2007 | pages: 312 | ISBN: 0192804359 | PDF | 3,8 mb
Nuns tells the fascinating stories of the women who have lived in religious communities during some of the most tumultuous years in European history. Drawing particularly on the nuns' own words, Silvia Evangelisti reveals their ideals and achievements, frustrations and failures, and their attempts to reach out to the society around them. She explores how they came to the cloister, how they responded to monastic discipline, and how they pursued their spiritual, intellectual, and missionary activities.
Life in the Middle Ages and the centuries that followed offered few options for high-born women. Your choice was, as one Italian noblewoman put it, "between a marriage and a wall." If your family could not afford a dowry, or you did not wish to marry, you could join a convent to escape the shame of being unwed. Some extremely pious women, so abhorring the idea of marriage, went as far as to throw themselves into boiling water so that their scarred bodies and faces would be unappealing to their prospective husbands.
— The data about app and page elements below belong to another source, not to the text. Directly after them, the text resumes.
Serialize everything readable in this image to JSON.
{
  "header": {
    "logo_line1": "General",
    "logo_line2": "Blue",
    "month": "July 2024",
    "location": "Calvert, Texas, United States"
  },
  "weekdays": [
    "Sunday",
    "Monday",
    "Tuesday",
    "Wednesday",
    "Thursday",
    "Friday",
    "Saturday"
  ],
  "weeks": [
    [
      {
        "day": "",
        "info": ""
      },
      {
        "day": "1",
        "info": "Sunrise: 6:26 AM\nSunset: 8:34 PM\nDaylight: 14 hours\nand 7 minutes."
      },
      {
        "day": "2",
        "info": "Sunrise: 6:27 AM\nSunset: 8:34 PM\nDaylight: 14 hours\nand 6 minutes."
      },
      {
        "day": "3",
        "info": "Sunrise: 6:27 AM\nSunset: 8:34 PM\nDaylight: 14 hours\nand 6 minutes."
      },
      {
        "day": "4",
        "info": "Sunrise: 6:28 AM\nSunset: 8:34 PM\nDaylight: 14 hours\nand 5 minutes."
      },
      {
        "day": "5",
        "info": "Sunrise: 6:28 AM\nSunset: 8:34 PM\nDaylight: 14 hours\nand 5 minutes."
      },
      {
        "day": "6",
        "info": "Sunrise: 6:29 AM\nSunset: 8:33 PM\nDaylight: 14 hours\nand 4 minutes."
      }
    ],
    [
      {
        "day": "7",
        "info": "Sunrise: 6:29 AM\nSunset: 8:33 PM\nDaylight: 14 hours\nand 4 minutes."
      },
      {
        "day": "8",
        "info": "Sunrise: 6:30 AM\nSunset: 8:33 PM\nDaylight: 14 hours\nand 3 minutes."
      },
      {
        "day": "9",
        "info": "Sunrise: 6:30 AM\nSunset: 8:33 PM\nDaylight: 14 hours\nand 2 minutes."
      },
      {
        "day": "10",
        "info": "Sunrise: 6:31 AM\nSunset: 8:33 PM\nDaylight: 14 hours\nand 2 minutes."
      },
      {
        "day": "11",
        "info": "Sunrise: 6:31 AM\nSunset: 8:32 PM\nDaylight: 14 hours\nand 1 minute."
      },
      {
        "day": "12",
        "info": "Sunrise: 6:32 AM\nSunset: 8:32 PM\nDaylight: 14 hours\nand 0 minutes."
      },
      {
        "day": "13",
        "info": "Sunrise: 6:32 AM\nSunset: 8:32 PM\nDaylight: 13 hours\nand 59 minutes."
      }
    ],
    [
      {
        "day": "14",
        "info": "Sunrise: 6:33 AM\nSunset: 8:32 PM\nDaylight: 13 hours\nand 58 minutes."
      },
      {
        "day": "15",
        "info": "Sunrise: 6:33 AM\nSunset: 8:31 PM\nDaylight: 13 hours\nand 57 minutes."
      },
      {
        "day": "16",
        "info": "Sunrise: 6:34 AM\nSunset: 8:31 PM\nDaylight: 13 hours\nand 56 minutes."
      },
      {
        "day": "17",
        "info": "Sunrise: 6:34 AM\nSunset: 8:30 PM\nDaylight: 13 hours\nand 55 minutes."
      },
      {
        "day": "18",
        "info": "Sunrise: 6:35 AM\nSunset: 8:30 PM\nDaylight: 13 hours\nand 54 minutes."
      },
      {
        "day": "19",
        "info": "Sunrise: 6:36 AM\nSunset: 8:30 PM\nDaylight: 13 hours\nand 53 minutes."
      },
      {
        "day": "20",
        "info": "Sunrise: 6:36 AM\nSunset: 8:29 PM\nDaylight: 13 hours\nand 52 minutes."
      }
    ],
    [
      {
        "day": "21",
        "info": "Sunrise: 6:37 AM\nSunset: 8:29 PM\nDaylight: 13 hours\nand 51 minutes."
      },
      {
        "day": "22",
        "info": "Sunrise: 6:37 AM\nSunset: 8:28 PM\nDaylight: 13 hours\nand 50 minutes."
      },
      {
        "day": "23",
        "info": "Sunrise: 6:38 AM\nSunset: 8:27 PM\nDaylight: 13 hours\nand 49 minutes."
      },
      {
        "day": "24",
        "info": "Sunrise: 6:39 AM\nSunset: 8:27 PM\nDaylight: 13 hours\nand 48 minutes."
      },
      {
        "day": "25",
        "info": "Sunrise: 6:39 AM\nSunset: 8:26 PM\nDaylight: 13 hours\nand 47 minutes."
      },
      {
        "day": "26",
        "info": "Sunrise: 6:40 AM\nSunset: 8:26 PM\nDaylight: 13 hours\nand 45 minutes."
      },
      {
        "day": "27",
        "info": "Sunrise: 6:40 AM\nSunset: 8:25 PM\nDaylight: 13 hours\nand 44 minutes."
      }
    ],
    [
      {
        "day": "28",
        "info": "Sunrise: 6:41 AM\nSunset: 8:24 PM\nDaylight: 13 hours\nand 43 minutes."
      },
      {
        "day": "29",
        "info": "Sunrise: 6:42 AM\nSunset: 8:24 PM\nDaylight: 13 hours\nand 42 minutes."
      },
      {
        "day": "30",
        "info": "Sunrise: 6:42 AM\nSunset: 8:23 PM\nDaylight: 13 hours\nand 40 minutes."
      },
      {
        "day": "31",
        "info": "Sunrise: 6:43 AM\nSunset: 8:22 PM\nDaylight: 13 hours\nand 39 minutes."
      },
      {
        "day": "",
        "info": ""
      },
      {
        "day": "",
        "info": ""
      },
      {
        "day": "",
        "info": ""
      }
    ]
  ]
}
For many that joined, the convent was a chance to achieve some measure of a career, working as valued manuscript copiers or cultivating talents in the visual and musical arts. Despite strict rules which kept many orders separated from the outside world, nuns often found a way to contribute to their communities by creating charities and schools, while a few exceptional women made names for themselves for their artistic talents or for establishing new convents. This book features the individual stories of some of these outstanding historical figures, including Teresa of Avila, who set up over seventeen new convents, despite opposition from powerful politicians. When Europeans began to extend their interest in the New World, it was often the establishment of convents that provided the easiest transfer of European ideals and culture into the new colonies.
Despite the restrictions that were placed on the lives of nuns, Evangelisti clearly shows how these women were able to overcome some of the restrictions placed on women in their societies at large. In doing so, she provides a fascinating and rarely seen glimpse into their intriguing world.